**Task description**
What lines of the listing include the string "subtitle"? Show them all.

# # # # #

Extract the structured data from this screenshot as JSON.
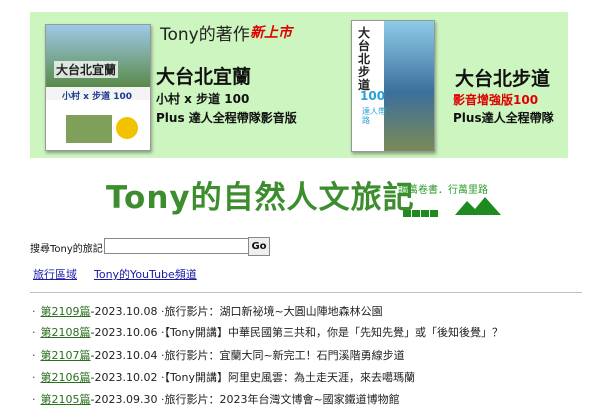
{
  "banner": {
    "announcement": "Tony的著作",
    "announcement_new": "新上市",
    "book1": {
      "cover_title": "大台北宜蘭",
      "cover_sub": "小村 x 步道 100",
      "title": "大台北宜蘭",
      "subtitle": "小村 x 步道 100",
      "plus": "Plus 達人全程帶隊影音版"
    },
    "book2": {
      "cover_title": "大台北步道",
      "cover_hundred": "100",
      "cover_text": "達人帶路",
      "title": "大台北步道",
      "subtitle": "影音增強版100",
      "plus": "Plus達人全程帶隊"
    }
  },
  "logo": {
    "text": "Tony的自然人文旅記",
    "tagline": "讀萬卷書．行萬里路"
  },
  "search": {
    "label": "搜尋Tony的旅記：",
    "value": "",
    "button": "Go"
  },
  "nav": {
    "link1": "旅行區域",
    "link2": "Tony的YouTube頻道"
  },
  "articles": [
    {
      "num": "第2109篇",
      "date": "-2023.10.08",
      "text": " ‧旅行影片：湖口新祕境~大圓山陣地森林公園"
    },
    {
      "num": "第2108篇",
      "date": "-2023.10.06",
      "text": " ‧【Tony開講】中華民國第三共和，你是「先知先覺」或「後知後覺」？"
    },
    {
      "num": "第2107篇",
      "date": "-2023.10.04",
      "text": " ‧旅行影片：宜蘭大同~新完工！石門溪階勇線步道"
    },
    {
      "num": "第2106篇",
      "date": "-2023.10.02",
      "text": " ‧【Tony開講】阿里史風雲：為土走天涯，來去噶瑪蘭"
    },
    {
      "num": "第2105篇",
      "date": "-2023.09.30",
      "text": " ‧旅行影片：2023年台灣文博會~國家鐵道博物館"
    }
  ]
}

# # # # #

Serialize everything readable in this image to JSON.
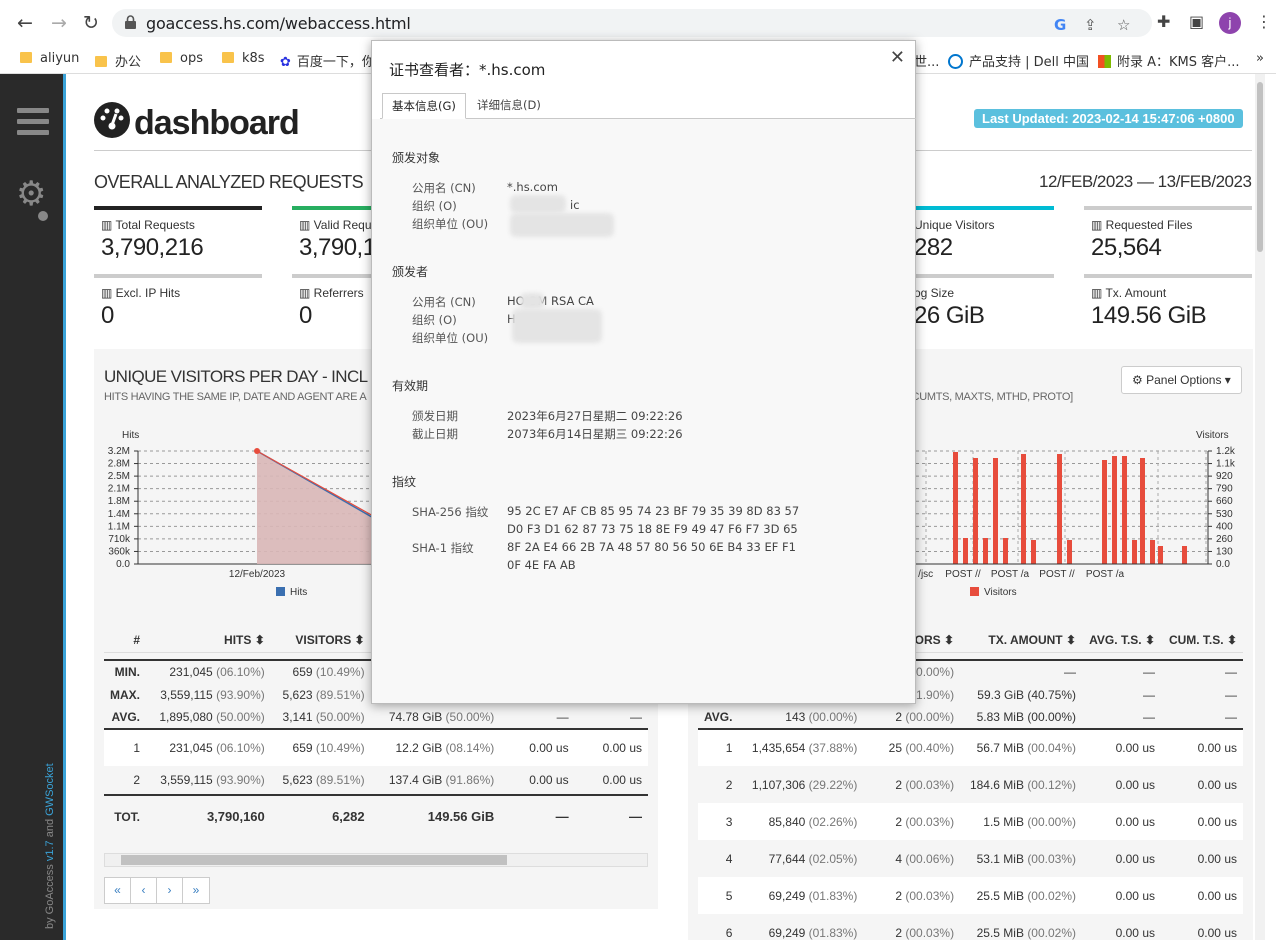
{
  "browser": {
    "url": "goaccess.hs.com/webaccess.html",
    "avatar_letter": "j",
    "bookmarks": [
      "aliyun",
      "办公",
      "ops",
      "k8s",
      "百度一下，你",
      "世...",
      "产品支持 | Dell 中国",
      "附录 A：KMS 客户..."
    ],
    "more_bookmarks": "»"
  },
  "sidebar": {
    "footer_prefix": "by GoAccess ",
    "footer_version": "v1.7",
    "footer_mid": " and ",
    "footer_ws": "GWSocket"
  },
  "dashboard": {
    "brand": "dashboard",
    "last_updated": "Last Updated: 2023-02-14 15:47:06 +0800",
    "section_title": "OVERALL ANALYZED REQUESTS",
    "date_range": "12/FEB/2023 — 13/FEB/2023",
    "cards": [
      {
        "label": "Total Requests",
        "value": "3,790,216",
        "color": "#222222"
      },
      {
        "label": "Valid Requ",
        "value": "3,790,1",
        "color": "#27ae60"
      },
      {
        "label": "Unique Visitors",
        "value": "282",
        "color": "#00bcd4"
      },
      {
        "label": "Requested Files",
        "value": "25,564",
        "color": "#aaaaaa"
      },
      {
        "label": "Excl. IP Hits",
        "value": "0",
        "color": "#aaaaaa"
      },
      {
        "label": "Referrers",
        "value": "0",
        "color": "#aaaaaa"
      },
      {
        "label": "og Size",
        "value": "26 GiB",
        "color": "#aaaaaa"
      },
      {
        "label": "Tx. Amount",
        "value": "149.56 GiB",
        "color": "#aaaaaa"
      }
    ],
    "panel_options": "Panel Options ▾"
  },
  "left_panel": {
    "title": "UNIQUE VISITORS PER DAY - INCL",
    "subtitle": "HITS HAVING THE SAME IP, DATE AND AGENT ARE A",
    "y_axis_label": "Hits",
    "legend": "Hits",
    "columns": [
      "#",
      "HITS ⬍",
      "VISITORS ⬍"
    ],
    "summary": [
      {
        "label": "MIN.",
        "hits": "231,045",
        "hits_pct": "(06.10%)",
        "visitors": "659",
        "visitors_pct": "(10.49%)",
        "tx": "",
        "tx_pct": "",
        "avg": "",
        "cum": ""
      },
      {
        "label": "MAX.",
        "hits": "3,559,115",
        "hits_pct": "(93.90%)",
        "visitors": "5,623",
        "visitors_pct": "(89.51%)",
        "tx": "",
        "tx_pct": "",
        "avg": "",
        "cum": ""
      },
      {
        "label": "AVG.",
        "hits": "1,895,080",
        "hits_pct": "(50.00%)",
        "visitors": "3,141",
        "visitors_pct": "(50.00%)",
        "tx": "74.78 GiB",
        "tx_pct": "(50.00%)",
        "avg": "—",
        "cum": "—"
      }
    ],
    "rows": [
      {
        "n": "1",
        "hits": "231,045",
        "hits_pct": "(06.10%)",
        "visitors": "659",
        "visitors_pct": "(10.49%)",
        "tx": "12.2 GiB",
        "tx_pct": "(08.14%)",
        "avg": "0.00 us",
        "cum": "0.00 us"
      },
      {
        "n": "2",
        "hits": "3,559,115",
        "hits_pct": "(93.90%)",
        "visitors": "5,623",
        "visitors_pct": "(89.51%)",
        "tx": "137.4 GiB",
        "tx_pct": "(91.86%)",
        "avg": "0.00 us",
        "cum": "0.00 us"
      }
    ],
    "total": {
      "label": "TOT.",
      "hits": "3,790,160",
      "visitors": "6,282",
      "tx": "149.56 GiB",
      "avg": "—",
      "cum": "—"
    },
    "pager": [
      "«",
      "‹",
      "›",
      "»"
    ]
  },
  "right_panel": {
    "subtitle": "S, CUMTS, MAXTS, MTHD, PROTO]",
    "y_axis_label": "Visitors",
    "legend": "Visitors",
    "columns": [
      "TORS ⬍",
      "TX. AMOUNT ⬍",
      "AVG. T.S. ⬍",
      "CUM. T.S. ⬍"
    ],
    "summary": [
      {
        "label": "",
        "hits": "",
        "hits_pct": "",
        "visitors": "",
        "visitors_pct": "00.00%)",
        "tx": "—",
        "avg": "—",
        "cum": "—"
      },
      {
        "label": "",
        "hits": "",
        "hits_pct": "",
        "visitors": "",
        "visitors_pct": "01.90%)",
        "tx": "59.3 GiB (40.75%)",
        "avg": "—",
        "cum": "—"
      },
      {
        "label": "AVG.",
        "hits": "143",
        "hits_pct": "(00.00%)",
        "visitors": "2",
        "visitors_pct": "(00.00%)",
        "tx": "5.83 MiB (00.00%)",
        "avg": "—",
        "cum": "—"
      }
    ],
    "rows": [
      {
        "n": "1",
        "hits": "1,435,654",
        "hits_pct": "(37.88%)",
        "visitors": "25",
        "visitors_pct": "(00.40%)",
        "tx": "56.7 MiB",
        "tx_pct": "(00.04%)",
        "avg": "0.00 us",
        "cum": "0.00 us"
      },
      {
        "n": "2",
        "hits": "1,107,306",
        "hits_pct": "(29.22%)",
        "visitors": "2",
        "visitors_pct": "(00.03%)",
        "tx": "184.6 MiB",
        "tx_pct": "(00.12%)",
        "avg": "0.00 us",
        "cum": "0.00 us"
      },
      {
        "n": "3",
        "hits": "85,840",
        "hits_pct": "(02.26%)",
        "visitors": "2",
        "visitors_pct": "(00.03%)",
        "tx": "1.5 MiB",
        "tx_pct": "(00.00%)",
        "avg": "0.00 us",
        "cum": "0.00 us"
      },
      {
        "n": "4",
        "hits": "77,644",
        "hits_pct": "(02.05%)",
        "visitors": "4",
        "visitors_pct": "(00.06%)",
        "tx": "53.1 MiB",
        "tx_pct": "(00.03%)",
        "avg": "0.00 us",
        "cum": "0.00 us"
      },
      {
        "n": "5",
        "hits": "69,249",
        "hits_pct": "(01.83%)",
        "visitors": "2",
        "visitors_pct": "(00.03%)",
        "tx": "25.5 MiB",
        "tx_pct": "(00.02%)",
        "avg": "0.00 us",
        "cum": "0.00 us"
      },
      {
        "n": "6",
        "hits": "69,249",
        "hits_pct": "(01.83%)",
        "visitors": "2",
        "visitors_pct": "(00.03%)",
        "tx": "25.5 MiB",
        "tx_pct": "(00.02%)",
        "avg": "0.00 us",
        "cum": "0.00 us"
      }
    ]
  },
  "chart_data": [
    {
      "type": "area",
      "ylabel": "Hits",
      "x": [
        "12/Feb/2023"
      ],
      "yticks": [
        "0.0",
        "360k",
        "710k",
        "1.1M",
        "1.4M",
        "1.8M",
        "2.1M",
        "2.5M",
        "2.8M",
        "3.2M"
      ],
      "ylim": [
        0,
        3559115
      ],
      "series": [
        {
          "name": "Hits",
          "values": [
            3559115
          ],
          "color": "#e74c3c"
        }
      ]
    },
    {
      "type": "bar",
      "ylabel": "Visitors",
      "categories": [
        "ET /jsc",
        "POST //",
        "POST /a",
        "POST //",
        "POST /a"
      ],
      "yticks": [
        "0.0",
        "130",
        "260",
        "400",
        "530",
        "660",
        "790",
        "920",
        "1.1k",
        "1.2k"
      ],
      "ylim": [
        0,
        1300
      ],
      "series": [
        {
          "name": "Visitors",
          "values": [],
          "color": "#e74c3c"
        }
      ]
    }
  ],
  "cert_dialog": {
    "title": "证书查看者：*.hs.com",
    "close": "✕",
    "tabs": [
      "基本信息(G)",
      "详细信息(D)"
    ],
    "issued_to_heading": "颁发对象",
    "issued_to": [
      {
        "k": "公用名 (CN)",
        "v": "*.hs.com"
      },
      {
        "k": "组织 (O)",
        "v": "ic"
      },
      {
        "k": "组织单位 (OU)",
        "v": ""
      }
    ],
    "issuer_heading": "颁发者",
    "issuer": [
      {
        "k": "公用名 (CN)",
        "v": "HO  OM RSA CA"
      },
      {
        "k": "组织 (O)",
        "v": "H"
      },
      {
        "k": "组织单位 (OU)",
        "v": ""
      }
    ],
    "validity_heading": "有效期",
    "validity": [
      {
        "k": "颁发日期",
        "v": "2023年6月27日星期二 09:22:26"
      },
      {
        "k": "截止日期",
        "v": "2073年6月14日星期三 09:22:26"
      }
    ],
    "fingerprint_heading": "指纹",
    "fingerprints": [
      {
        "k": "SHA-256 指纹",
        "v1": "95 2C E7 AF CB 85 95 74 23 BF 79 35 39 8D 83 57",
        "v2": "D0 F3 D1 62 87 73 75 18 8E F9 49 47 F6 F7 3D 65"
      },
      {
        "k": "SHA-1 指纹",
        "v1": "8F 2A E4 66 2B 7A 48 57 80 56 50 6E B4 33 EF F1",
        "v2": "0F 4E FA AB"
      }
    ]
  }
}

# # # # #

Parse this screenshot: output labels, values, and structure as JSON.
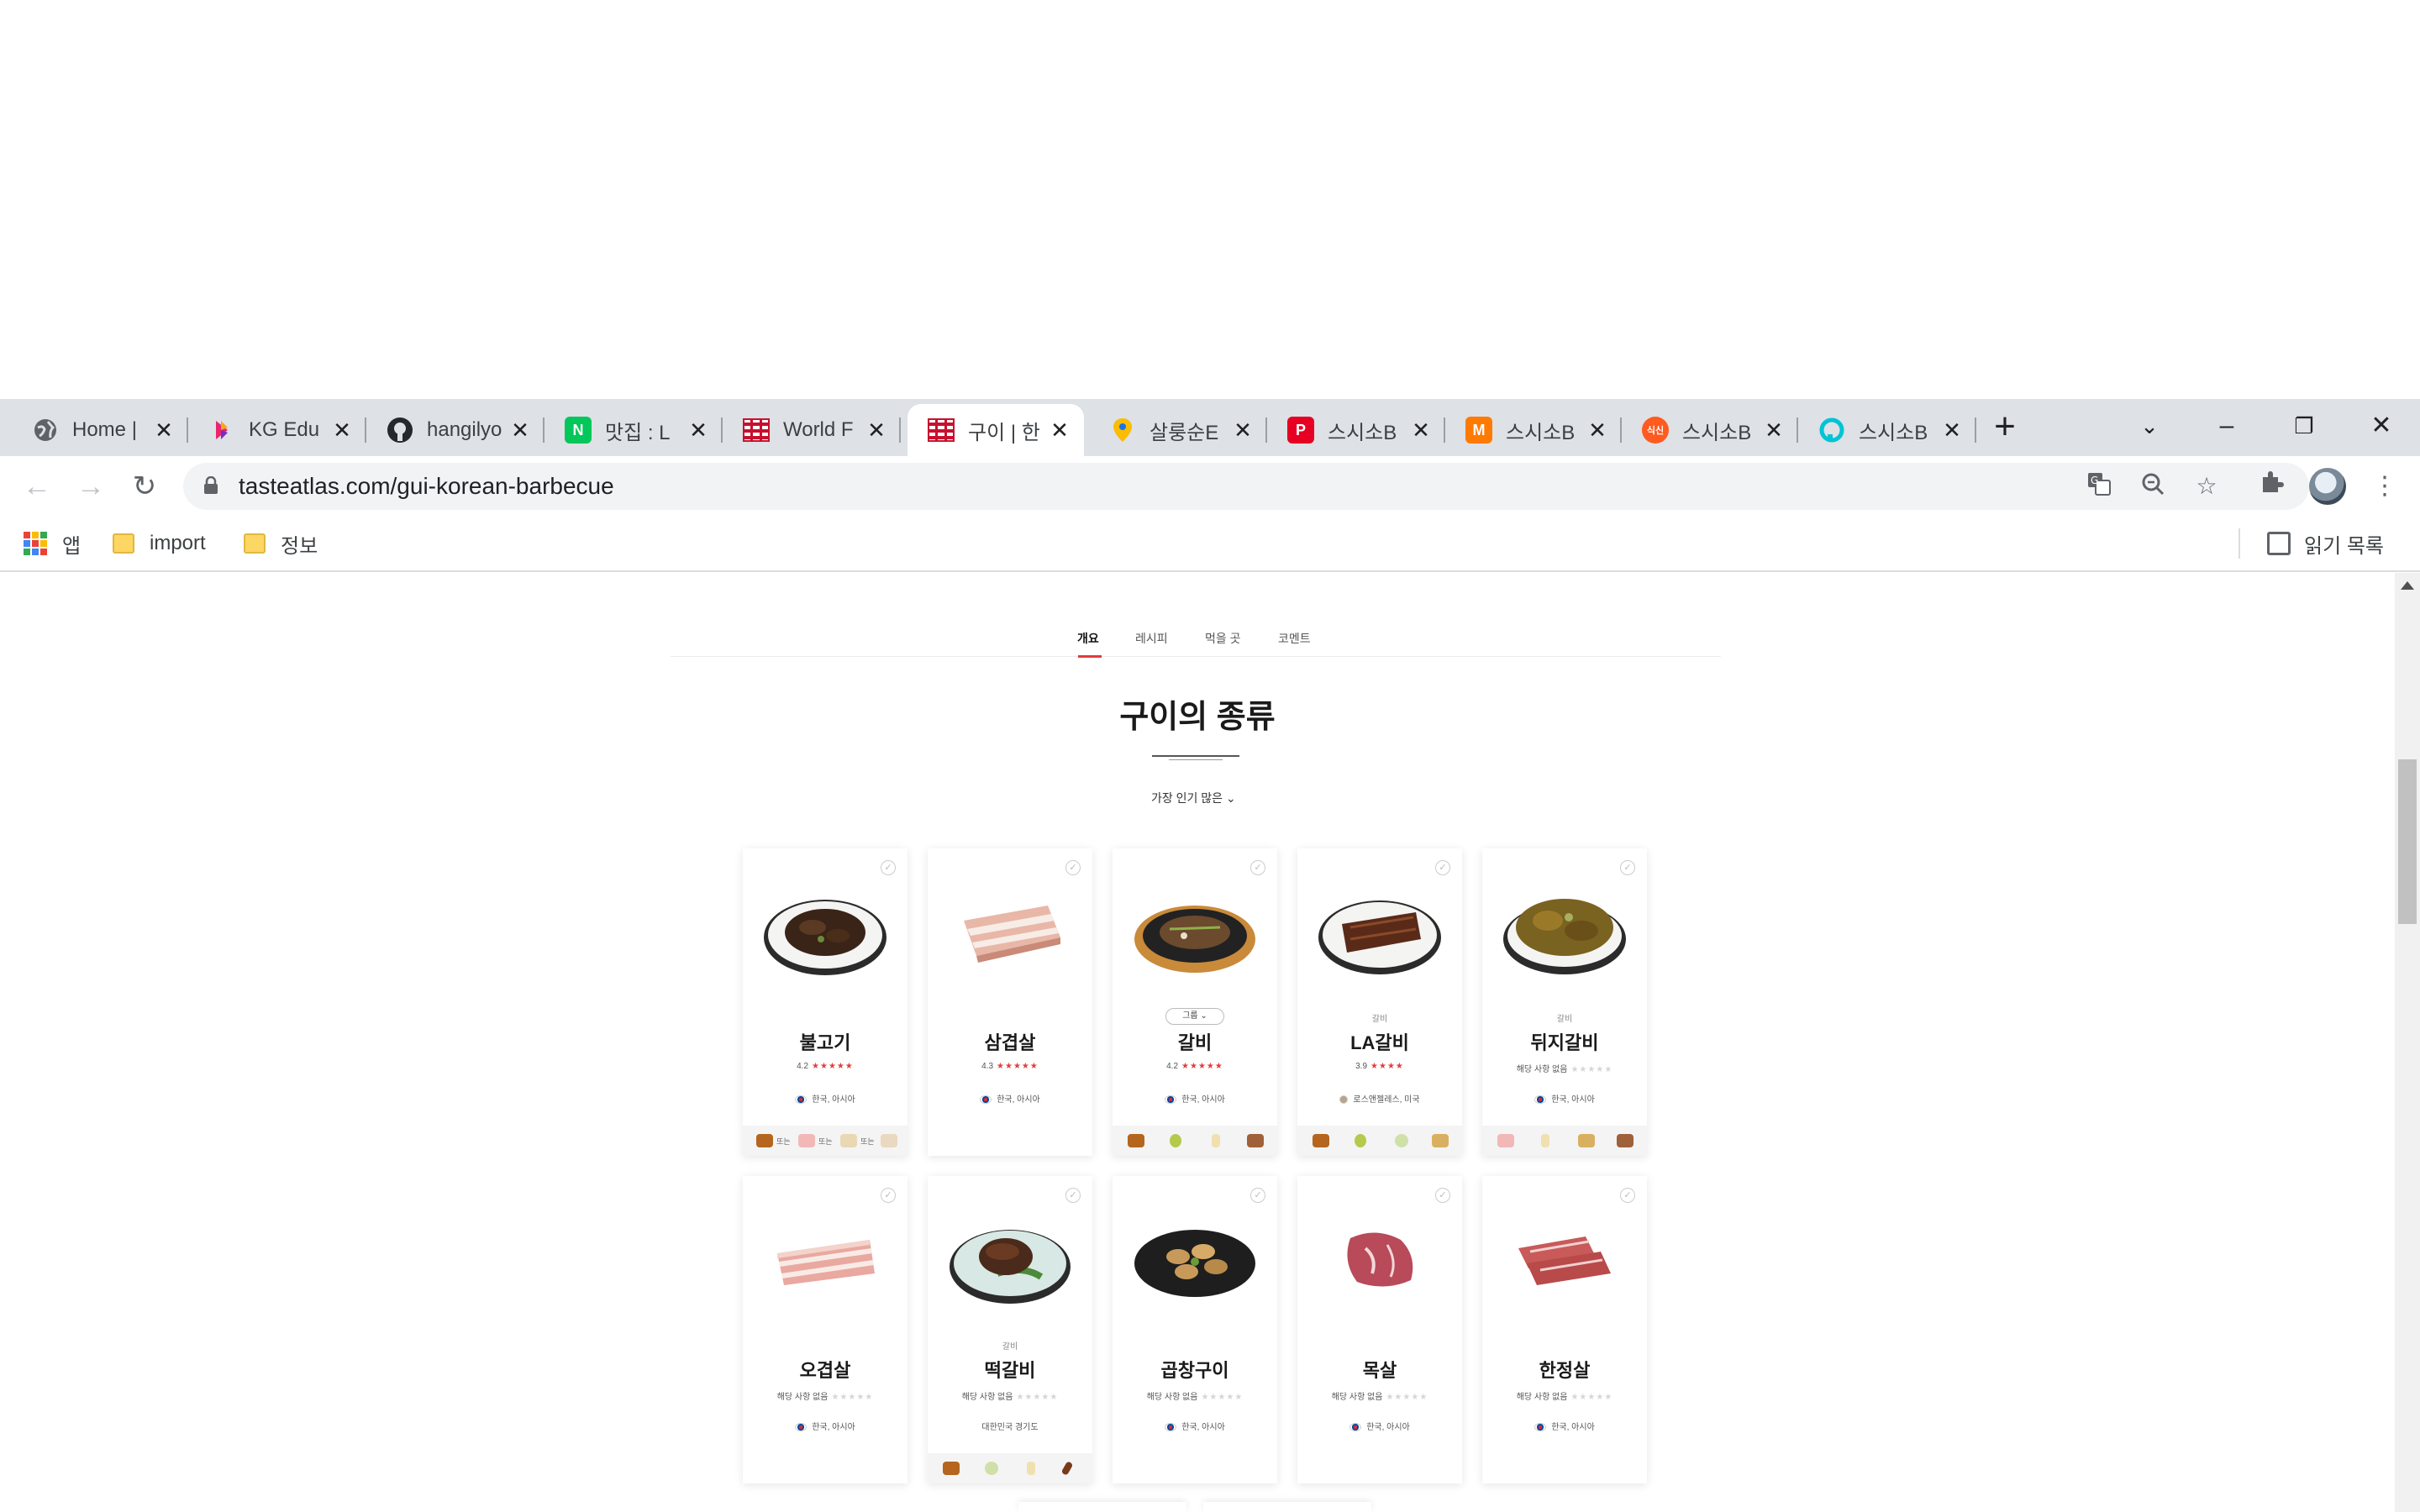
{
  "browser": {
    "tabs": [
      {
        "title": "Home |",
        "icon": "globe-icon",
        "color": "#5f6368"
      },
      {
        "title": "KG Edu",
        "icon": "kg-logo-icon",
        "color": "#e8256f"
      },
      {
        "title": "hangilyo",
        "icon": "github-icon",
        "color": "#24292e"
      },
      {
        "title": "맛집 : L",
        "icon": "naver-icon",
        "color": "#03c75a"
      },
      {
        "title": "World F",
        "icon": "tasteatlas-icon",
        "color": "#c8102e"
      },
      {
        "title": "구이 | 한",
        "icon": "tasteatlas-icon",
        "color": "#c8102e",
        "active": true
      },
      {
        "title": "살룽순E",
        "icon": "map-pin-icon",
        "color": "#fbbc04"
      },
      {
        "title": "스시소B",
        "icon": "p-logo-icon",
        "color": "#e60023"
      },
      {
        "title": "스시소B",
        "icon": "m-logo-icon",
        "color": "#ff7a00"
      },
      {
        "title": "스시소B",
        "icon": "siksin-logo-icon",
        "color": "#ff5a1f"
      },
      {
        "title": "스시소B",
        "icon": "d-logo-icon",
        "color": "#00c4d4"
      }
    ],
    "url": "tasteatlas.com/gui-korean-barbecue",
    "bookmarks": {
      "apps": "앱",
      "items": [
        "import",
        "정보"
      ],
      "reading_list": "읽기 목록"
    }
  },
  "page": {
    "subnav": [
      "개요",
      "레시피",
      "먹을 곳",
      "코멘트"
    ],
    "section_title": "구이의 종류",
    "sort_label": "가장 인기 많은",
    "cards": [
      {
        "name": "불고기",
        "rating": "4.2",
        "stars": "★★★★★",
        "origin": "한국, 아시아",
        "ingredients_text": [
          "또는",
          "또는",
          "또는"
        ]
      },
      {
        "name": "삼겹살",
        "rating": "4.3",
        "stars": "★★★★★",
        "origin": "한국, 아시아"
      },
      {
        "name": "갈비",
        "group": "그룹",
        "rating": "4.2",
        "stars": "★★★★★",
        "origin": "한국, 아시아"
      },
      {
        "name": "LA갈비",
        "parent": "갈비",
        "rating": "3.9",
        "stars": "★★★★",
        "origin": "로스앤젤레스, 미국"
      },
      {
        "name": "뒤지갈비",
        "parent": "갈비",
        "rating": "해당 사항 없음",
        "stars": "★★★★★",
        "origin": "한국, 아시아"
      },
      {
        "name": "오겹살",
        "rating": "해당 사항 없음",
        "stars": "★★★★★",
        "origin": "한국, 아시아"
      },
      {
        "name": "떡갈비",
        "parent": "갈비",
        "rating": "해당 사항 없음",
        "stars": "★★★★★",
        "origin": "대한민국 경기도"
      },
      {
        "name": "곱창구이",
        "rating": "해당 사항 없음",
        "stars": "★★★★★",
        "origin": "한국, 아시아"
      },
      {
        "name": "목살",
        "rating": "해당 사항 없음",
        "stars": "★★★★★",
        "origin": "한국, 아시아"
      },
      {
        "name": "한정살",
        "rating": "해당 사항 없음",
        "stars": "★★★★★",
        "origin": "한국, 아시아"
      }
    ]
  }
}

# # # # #

**Exercise result**
      "subtitle": "小村 x 步道 100",
      "subtitle": "影音增強版100",
    "subtitle": "HITS HAVING THE SAME IP, DATE AND AGENT ARE A",
    "subtitle": "S, CUMTS, MAXTS, MTHD, PROTO]",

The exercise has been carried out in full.